It's 50 years later. Fifty years after the assassination of John F. Kennedy. Fifty years after the rise of Martin Luther King Jr. Fifty years after the death of John XXIII, writes Joan Chittister.
- NCR Online
Fifty years, that is, after a chorus of clarion calls for peace in foreign affairs, for equality in diversity, and for social justice as the essence of the faith. It is 50 years after three of the clearest, greatest calls for spiritual conversion in the history of the country.
Indeed, we have lived in an era of spiritual giants. And what do we have to show for it? Where are we now? In his commencement speech at American University on June 10, 1963, Kennedy called for the most soul-changing conversion of heart at the height of the Cold War that the world had ever seen.
He had the effrontery to call for peace and collaboration with the Soviet Union in a country sick of soul from its fear of communism. Even then, the military budget of the United States had long before begun to sap American resources to the point of our own social ruination. We need to understand, he said to the young people of that era, that our own attitudes toward the meaning of peace in a newly global world is every bit as important as Russia's.

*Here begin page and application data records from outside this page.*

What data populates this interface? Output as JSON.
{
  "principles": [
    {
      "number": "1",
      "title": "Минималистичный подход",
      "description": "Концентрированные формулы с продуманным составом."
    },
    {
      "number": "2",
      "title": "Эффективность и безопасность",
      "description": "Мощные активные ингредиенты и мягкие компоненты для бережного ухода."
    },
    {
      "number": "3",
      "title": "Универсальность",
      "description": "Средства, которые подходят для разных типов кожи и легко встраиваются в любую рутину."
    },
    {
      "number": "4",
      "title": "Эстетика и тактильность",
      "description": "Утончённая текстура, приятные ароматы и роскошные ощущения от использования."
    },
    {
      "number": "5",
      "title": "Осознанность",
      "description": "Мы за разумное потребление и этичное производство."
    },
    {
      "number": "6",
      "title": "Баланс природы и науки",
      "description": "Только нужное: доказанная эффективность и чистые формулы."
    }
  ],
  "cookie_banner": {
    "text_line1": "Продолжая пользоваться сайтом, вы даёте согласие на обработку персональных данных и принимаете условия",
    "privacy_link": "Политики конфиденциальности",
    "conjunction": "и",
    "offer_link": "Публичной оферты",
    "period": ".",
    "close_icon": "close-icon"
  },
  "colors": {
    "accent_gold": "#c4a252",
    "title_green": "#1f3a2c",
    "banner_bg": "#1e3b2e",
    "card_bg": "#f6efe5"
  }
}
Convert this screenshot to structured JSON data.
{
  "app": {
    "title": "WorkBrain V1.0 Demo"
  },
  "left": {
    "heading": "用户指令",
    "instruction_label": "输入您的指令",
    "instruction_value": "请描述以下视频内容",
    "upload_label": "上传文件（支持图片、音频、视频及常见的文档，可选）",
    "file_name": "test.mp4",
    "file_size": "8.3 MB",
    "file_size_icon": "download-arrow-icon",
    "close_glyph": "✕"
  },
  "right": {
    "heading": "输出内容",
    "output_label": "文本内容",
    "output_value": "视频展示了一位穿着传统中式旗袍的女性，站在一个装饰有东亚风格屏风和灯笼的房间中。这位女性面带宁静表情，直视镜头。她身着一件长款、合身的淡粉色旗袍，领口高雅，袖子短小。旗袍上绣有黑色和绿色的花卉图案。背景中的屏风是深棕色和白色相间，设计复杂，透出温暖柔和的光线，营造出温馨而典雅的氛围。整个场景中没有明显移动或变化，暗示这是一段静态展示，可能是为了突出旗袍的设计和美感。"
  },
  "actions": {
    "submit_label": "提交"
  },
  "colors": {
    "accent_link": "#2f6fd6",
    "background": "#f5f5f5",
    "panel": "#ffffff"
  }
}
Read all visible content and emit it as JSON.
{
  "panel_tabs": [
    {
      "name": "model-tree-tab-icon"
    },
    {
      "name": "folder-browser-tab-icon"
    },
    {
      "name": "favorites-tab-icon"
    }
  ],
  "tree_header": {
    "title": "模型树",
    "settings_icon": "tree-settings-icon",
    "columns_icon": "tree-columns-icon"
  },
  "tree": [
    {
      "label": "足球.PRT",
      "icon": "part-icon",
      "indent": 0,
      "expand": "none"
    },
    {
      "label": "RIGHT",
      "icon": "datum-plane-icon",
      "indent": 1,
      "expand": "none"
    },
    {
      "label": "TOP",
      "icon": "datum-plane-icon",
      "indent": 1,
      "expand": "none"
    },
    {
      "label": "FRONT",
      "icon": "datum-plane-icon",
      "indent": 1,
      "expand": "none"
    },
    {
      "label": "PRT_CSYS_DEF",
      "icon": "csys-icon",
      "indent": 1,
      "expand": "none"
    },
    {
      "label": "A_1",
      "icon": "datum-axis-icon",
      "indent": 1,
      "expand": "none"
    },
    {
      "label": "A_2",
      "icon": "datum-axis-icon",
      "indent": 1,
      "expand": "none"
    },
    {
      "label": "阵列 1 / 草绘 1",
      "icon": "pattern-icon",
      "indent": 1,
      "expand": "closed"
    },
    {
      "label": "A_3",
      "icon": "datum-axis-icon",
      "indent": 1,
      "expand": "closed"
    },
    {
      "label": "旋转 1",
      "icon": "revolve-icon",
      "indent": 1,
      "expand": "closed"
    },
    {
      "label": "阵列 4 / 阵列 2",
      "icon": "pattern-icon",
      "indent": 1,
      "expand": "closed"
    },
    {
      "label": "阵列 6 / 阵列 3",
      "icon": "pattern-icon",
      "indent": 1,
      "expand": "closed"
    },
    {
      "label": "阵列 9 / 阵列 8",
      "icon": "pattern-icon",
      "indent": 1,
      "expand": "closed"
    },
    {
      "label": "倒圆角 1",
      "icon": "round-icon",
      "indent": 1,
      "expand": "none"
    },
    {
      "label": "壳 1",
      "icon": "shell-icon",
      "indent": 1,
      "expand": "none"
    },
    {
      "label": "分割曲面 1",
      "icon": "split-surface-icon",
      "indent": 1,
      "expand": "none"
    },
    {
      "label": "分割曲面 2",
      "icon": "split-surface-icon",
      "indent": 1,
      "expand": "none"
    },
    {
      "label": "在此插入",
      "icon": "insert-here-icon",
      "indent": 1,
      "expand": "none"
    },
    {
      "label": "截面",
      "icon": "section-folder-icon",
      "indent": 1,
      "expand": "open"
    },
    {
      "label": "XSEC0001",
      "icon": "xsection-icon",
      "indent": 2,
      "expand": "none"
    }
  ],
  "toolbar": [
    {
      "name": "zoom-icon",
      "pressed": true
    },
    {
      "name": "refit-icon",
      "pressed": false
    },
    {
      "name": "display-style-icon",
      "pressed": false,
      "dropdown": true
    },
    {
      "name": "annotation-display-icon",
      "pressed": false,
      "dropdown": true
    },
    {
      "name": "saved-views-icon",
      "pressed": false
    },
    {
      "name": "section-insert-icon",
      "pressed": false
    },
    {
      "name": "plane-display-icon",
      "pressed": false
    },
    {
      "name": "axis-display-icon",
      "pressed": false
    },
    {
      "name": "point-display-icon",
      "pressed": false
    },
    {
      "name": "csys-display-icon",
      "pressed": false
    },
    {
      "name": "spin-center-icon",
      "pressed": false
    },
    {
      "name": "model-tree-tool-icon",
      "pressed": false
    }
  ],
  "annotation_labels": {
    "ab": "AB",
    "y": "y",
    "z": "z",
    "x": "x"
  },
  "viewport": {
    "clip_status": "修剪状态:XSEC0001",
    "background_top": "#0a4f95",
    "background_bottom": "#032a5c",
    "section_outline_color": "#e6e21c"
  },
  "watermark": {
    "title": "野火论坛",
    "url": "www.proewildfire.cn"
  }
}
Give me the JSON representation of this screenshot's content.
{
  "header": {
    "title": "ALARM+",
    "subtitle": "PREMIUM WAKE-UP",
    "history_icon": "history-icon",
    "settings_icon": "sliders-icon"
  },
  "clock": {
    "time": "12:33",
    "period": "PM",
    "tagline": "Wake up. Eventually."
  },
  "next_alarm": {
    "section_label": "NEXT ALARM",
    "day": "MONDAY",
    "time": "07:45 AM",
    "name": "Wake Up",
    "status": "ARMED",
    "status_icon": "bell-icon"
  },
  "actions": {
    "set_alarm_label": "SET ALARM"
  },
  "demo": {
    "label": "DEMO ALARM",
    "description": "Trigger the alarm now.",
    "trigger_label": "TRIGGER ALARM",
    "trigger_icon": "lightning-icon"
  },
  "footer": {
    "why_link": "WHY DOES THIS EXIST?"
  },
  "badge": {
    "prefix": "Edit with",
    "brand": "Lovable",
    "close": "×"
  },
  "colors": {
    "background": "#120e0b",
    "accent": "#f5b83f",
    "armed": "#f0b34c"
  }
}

In a society long taught to hate and fear, to reject and resist the presence of communist Russia in the community of nations, he called these leaders of the next generation to remember the valor and suffering, the strength and creativity, the courage and undying commitment of the Russian people themselves in the face of their overwhelming losses in World War II.